Even under current policy conditions, community wind projects are held in high regard by both investors and local communities. Minwind Energy, one of the first farmer-owned wind farms in Minnesota, is touted by Windustry as “an innovative business model that allows local investors to own their own commercial scale wind turbines. The group installed four 950 kW turbines (Minwind I and II) in 2002 near Luverne, [Minn.] and seven 1,650 kW turbines (Minwind III-IX) in December 2004 near Beaver Creek, [Minn].”
The importance of local ownership is not simply a concern of investors, it also has an impact on the local economy. In the University of Minnesota study cited earlier, the economic benefits of a locally-owned wind farm are compared to those of corporate owned farms which have no local investment. While the findings are recognized as an upper-bound estimation, it is suggested that “community wind has 5 times the economic impact on local value added, and 3.4 times the impact on local job creation, relative to a corporate-owned development.”

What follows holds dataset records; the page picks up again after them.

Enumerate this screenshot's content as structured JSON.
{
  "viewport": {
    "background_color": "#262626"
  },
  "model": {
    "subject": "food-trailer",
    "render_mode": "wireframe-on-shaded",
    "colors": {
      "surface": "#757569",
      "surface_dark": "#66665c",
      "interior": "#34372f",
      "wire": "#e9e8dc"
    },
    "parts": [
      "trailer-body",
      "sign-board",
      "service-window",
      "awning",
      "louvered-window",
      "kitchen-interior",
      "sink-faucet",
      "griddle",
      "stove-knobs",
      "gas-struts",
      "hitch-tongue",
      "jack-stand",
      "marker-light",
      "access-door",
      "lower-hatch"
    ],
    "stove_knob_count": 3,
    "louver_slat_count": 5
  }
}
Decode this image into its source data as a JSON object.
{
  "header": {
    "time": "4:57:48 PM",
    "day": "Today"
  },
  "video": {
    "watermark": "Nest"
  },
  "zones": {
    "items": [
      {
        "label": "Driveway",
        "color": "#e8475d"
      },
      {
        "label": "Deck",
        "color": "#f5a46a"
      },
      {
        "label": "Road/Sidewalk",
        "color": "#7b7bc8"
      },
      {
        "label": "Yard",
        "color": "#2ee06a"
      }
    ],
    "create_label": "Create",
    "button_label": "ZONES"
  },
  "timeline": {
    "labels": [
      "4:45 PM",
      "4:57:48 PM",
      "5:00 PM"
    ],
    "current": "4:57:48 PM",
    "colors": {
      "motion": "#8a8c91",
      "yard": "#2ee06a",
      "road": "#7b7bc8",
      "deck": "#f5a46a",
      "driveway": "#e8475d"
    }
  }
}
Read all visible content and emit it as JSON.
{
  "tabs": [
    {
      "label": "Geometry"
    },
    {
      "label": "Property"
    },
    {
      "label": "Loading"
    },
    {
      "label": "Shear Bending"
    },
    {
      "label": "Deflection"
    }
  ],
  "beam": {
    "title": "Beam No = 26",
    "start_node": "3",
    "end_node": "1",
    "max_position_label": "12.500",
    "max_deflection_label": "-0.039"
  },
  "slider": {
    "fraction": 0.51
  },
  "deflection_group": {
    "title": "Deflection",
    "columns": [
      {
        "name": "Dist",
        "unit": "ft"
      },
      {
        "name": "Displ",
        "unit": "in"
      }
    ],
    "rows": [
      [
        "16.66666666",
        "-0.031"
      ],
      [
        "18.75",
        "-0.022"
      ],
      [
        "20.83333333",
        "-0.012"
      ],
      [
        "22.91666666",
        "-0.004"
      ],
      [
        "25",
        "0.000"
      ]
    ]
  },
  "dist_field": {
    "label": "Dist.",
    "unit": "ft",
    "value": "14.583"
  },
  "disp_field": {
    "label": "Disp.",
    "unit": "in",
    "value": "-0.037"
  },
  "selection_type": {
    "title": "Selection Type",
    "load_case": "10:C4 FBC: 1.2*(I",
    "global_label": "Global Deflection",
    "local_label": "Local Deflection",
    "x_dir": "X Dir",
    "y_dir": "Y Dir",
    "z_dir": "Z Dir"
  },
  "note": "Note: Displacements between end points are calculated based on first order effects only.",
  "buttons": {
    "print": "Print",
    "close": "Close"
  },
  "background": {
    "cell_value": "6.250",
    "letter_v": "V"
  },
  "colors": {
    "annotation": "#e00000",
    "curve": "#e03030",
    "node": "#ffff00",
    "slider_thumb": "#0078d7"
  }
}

Wind power is no longer alternative. According to the American Wind Energy Association (AWEA), “new wind projects added in 2007 account for about 30 percent of the entire new power-producing capacity added nationally in the year.” This growing popularity has the potential to eliminate a frequent hindrance of energy production: the “not in my backyard” attitude. With an ability to stimulate the local economy, produce clean energy and allow a disconnect from volatile fossil fuel prices, wind turbines are likely to become a symbol of pride for rural communities across the nation. With improvements to public policy, the democratic energy ownership of community wind is destined to become an enticing energy strategy. Consider this: AWEA estimated that “the total amount of electricity that could potentially be generated from wind in the United States is 10,777 billion kWh annually—three times the electricity generated in the U.S. today.” Sometimes the numbers are hard to ignore.